Damages are often divided according to whether they compensate the estate for economic losses associated with the deceased’s passing, or the surviving family members for the personal losses (i.e. emotional distress) they suffer as the result of their loved one’s death. Losses typically attributed to the estate include:
- Funeral and burial expenses
- Medical and hospital bills for the decedent’s illness or injury
- Potential income the deceased person would have reasonably been expected to earn in the future had he or she lived
Losses often attributed to the surviving family members include:
- The value of any and all household services
- Loss of anticipated financial support
- Loss of love, affection, moral support, and guidance as a result of the decedent’s death
When to File a Wrongful Death Claim
California law requires wrongful death claims to be filed within two years of the date of the decedent’s passing. If the case is not submitted within this period, the family will almost certainly lose its right to file, so it is imperative to act diligently when seeking compensation for any loss, be it personal and/or economic, stemming from the death of a loved one.

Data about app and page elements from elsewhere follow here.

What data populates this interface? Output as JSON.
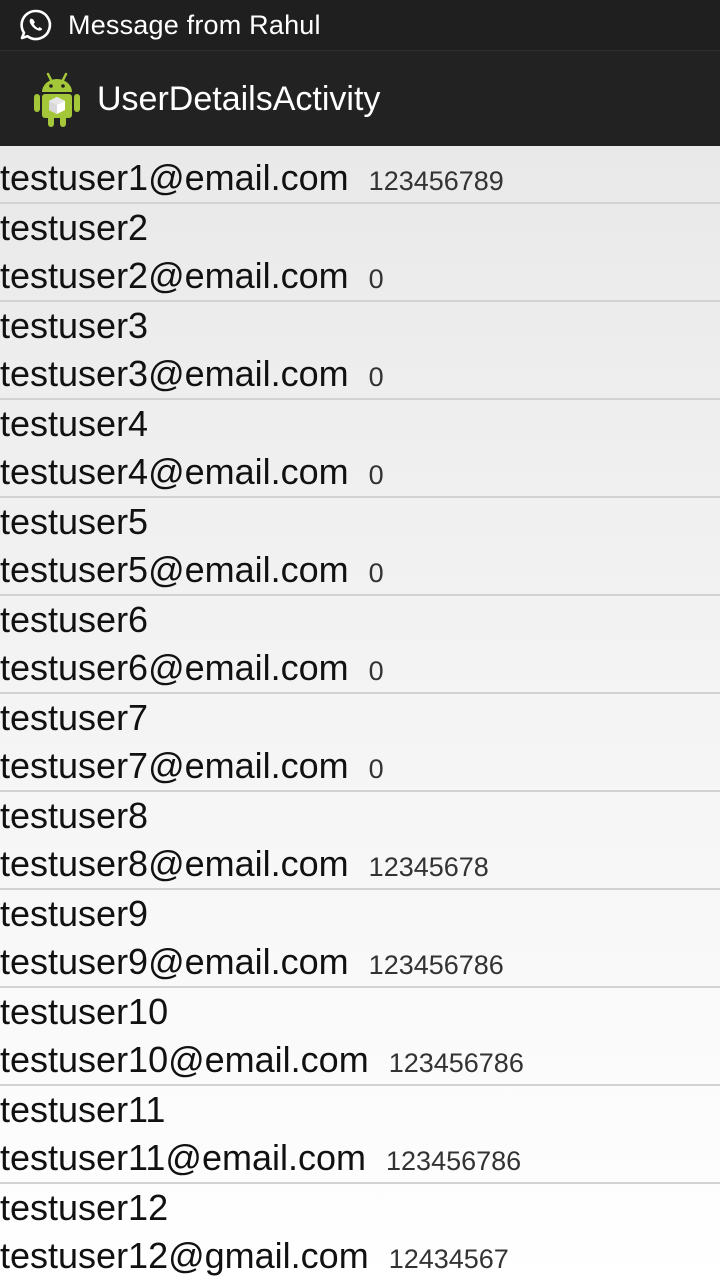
{
  "status_bar": {
    "notification_icon": "whatsapp-icon",
    "notification_text": "Message from Rahul"
  },
  "action_bar": {
    "app_icon": "android-app-icon",
    "title": "UserDetailsActivity"
  },
  "users": [
    {
      "name": "",
      "email": "testuser1@email.com",
      "phone": "123456789"
    },
    {
      "name": "testuser2",
      "email": "testuser2@email.com",
      "phone": "0"
    },
    {
      "name": "testuser3",
      "email": "testuser3@email.com",
      "phone": "0"
    },
    {
      "name": "testuser4",
      "email": "testuser4@email.com",
      "phone": "0"
    },
    {
      "name": "testuser5",
      "email": "testuser5@email.com",
      "phone": "0"
    },
    {
      "name": "testuser6",
      "email": "testuser6@email.com",
      "phone": "0"
    },
    {
      "name": "testuser7",
      "email": "testuser7@email.com",
      "phone": "0"
    },
    {
      "name": "testuser8",
      "email": "testuser8@email.com",
      "phone": "12345678"
    },
    {
      "name": "testuser9",
      "email": "testuser9@email.com",
      "phone": "123456786"
    },
    {
      "name": "testuser10",
      "email": "testuser10@email.com",
      "phone": "123456786"
    },
    {
      "name": "testuser11",
      "email": "testuser11@email.com",
      "phone": "123456786"
    },
    {
      "name": "testuser12",
      "email": "testuser12@gmail.com",
      "phone": "12434567"
    }
  ]
}
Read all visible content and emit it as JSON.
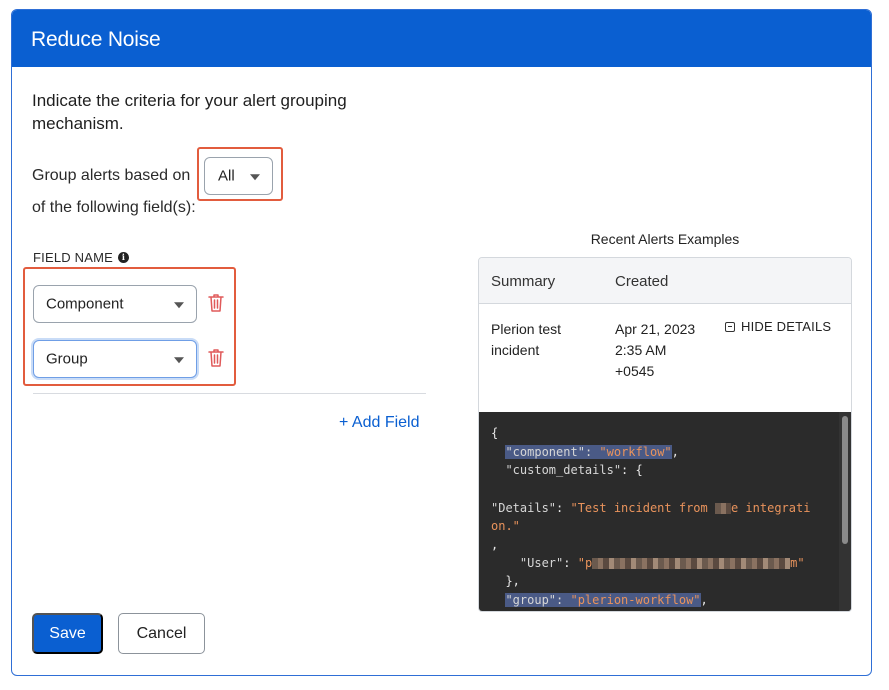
{
  "modal": {
    "title": "Reduce Noise"
  },
  "intro": {
    "text": "Indicate the criteria for your alert grouping mechanism."
  },
  "grouping": {
    "label_before": "Group alerts based on",
    "selected": "All",
    "label_after": "of the following field(s):"
  },
  "fields": {
    "header": "FIELD NAME",
    "items": [
      {
        "value": "Component"
      },
      {
        "value": "Group"
      }
    ],
    "add_label": "+ Add Field"
  },
  "actions": {
    "save_label": "Save",
    "cancel_label": "Cancel"
  },
  "recent": {
    "title": "Recent Alerts Examples",
    "columns": {
      "summary": "Summary",
      "created": "Created"
    },
    "row": {
      "summary": "Plerion test incident",
      "created": "Apr 21, 2023 2:35 AM +0545",
      "hide_label": "HIDE DETAILS"
    },
    "code": {
      "open_brace": "{",
      "component_key": "\"component\"",
      "component_val": "\"workflow\"",
      "custom_details_key": "\"custom_details\"",
      "details_key": "\"Details\"",
      "details_val_a": "\"Test incident from ",
      "details_val_b": "e integrati",
      "details_val_c": "on.\"",
      "comma": ",",
      "user_key": "\"User\"",
      "user_val_start": "\"p",
      "user_val_end": "m\"",
      "close_inner": "},",
      "group_key": "\"group\"",
      "group_val": "\"plerion-workflow\""
    }
  },
  "colors": {
    "primary": "#0a5fd1",
    "highlight": "#e25c3e",
    "trash": "#e05a5a",
    "code_bg": "#2b2b2b",
    "code_string": "#e9935c"
  }
}
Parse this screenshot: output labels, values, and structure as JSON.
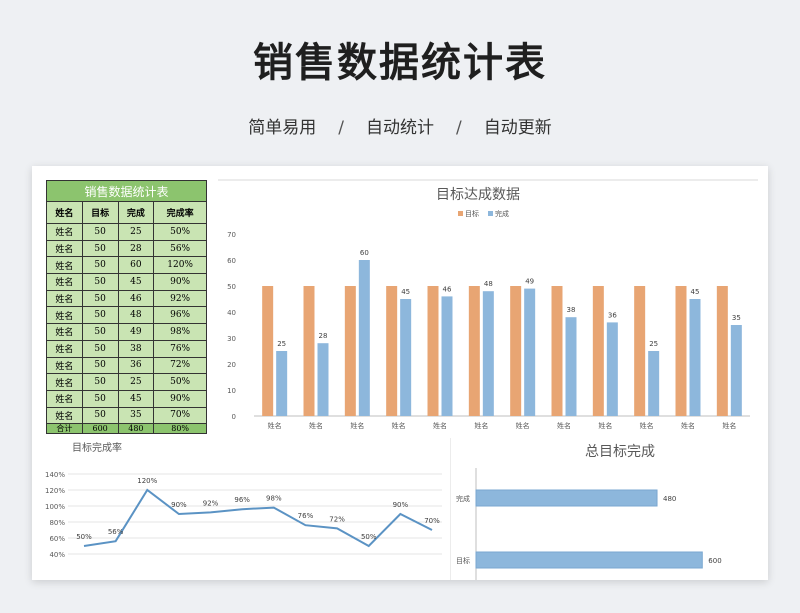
{
  "page": {
    "title": "销售数据统计表",
    "subtitle": [
      "简单易用",
      "自动统计",
      "自动更新"
    ],
    "separator": "/"
  },
  "table": {
    "title": "销售数据统计表",
    "headers": [
      "姓名",
      "目标",
      "完成",
      "完成率"
    ],
    "rows": [
      [
        "姓名",
        "50",
        "25",
        "50%"
      ],
      [
        "姓名",
        "50",
        "28",
        "56%"
      ],
      [
        "姓名",
        "50",
        "60",
        "120%"
      ],
      [
        "姓名",
        "50",
        "45",
        "90%"
      ],
      [
        "姓名",
        "50",
        "46",
        "92%"
      ],
      [
        "姓名",
        "50",
        "48",
        "96%"
      ],
      [
        "姓名",
        "50",
        "49",
        "98%"
      ],
      [
        "姓名",
        "50",
        "38",
        "76%"
      ],
      [
        "姓名",
        "50",
        "36",
        "72%"
      ],
      [
        "姓名",
        "50",
        "25",
        "50%"
      ],
      [
        "姓名",
        "50",
        "45",
        "90%"
      ],
      [
        "姓名",
        "50",
        "35",
        "70%"
      ]
    ],
    "total": [
      "合计",
      "600",
      "480",
      "80%"
    ]
  },
  "chart_data": [
    {
      "type": "bar",
      "title": "目标达成数据",
      "categories": [
        "姓名",
        "姓名",
        "姓名",
        "姓名",
        "姓名",
        "姓名",
        "姓名",
        "姓名",
        "姓名",
        "姓名",
        "姓名",
        "姓名"
      ],
      "series": [
        {
          "name": "目标",
          "values": [
            50,
            50,
            50,
            50,
            50,
            50,
            50,
            50,
            50,
            50,
            50,
            50
          ],
          "color": "#e8a573"
        },
        {
          "name": "完成",
          "values": [
            25,
            28,
            60,
            45,
            46,
            48,
            49,
            38,
            36,
            25,
            45,
            35
          ],
          "color": "#8db7dc"
        }
      ],
      "ylim": [
        0,
        70
      ],
      "yticks": [
        0,
        10,
        20,
        30,
        40,
        50,
        60,
        70
      ],
      "legend": "top-center",
      "data_labels_series": "完成"
    },
    {
      "type": "line",
      "title": "目标完成率",
      "values": [
        50,
        56,
        120,
        90,
        92,
        96,
        98,
        76,
        72,
        50,
        90,
        70
      ],
      "labels": [
        "50%",
        "56%",
        "120%",
        "90%",
        "92%",
        "96%",
        "98%",
        "76%",
        "72%",
        "50%",
        "90%",
        "70%"
      ],
      "ylim": [
        40,
        140
      ],
      "yticks": [
        "40%",
        "60%",
        "80%",
        "100%",
        "120%",
        "140%"
      ],
      "color": "#5b93c4"
    },
    {
      "type": "bar",
      "orientation": "horizontal",
      "title": "总目标完成",
      "categories": [
        "完成",
        "目标"
      ],
      "values": [
        480,
        600
      ],
      "labels": [
        "480",
        "600"
      ],
      "xlim": [
        0,
        700
      ],
      "color": "#8db7dc"
    }
  ]
}
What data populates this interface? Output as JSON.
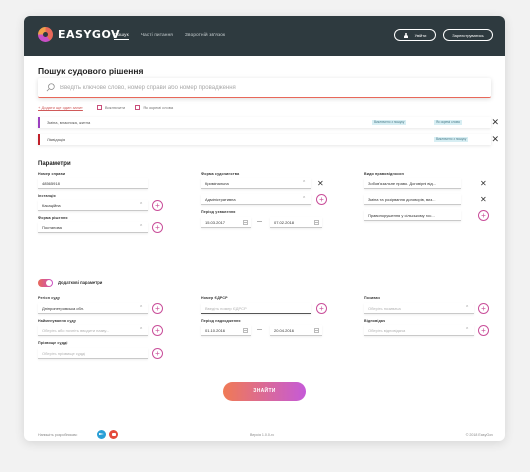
{
  "app": {
    "logo_text": "EASYGOV",
    "nav": [
      "Пошук",
      "Часті питання",
      "Зворотній зв'язок"
    ],
    "login_label": "Увійти",
    "register_label": "Зареєструватись"
  },
  "search": {
    "title": "Пошук судового рішення",
    "placeholder": "Введіть ключове слово, номер справи або номер провадження",
    "add_query_link": "+ Додати ще один запит",
    "exclude_label": "Виключити",
    "separate_words_label": "Як окремі слова"
  },
  "filters": [
    {
      "text": "Зміна, власника, житла",
      "tags": [
        "Виключено з пошуку",
        "Як окремі слова"
      ],
      "color": "#9b3fbf"
    },
    {
      "text": "Ліквідація",
      "tags": [
        "Виключено з пошуку"
      ],
      "color": "#c0202a"
    }
  ],
  "params": {
    "title": "Параметри",
    "case_number": {
      "label": "Номер справи",
      "value": "48565918"
    },
    "instance": {
      "label": "Інстанція",
      "value": "Касаційна"
    },
    "decision_form": {
      "label": "Форма рішення",
      "value": "Постанова"
    },
    "proceeding_form": {
      "label": "Форма судочинства",
      "values": [
        "Кримінальна",
        "Адміністративна"
      ]
    },
    "decision_period": {
      "label": "Період ухвалення",
      "from": "15.03.2017",
      "to": "07.02.2018"
    },
    "legal_types": {
      "label": "Види правовідносин",
      "values": [
        "Зобов'язальне право. Договірні від...",
        "Зміна та розірвання договорів, виз...",
        "Правопорушення у сільському гос..."
      ]
    }
  },
  "extra": {
    "toggle_label": "Додаткові параметри",
    "court_region": {
      "label": "Регіон суду",
      "value": "Дніпропетровська обл."
    },
    "court_name": {
      "label": "Найменування суду",
      "placeholder": "Оберіть або почніть вводити назву..."
    },
    "judge_name": {
      "label": "Прізвище судді",
      "placeholder": "Оберіть прізвище судді"
    },
    "edrpou": {
      "label": "Номер ЄДРСР",
      "placeholder": "Введіть номер ЄДРСР"
    },
    "receipt_period": {
      "label": "Період надходження",
      "from": "01.10.2016",
      "to": "20.04.2016"
    },
    "plaintiff": {
      "label": "Позивач",
      "placeholder": "Оберіть позивача"
    },
    "defendant": {
      "label": "Відповідач",
      "placeholder": "Оберіть відповідача"
    }
  },
  "submit_label": "ЗНАЙТИ",
  "footer": {
    "dev": "Напишіть розробникам:",
    "version": "Версія 1.0.0-rc",
    "copyright": "© 2018 EasyGov"
  }
}
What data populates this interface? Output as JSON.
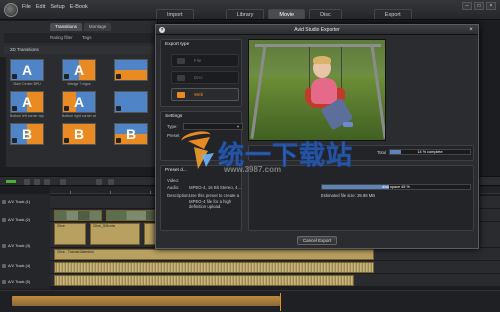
{
  "menu": [
    "File",
    "Edit",
    "Setup",
    "E-Book"
  ],
  "nav_tabs": [
    "Import",
    "Library",
    "Movie",
    "Disc",
    "Export"
  ],
  "library": {
    "tabs": [
      "Transitions",
      "Montage"
    ],
    "filter": "Rating filter",
    "tags": "Tags",
    "group": "2D Transitions",
    "thumbs": [
      {
        "letter": "A",
        "caption": "Slant Center BPU"
      },
      {
        "letter": "A",
        "caption": "Wedge 7 nigos"
      },
      {
        "letter": "",
        "caption": ""
      },
      {
        "letter": "A",
        "caption": "Bottom left corner wipe"
      },
      {
        "letter": "A",
        "caption": "Bottom right corner wipe"
      },
      {
        "letter": "",
        "caption": ""
      },
      {
        "letter": "B",
        "caption": ""
      },
      {
        "letter": "B",
        "caption": ""
      },
      {
        "letter": "B",
        "caption": ""
      }
    ]
  },
  "dialog": {
    "title": "Avid Studio Exporter",
    "export_type": {
      "heading": "Export type",
      "options": [
        {
          "label": "File",
          "selected": false
        },
        {
          "label": "Disc",
          "selected": false
        },
        {
          "label": "Web",
          "selected": true
        }
      ]
    },
    "settings": {
      "heading": "Settings",
      "type_label": "Type:",
      "type_value": "",
      "preset_label": "Preset"
    },
    "preset_details": {
      "heading": "Preset d...",
      "video_label": "Video:",
      "video_value": "",
      "audio_label": "Audio:",
      "audio_value": "MPEG-4, 16 Bit Stereo, 4...",
      "description_label": "Description:",
      "description_value": "Use this preset to create a MPEG-4 file for a high definition upload."
    },
    "progress_total": {
      "label": "Total",
      "text": "14 % complete",
      "percent": 14
    },
    "progress_disk": {
      "text": "disk space 45 %",
      "percent": 45
    },
    "estimated_size": "Estimated file size: 39.98 MB",
    "cancel_label": "Cancel Export"
  },
  "timeline": {
    "tracks": [
      "A/V Track (1)",
      "A/V Track (2)",
      "A/V Track (3)",
      "A/V Track (4)",
      "A/V Track (5)"
    ],
    "clips": {
      "clip_a": "Clive",
      "clip_b": "Clive_006.mts",
      "clip_c": "Clive - Tutorial Attention"
    }
  },
  "watermark": {
    "chinese": "统一下载站",
    "url": "www.3987.com"
  },
  "colors": {
    "accent": "#e98a22",
    "progress": "#5d83b8",
    "dialog_bg": "#2b2c30"
  }
}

If someone you know has recently died due to the negligence or misconduct of another, please contact the attorneys at Hales & Associates, Attorneys for a complimentary consultation. With over two decades’ experience representing the families of wrongful death victims, our compassionate legal team is uniquely equipped to help you obtain the outcome you deserve.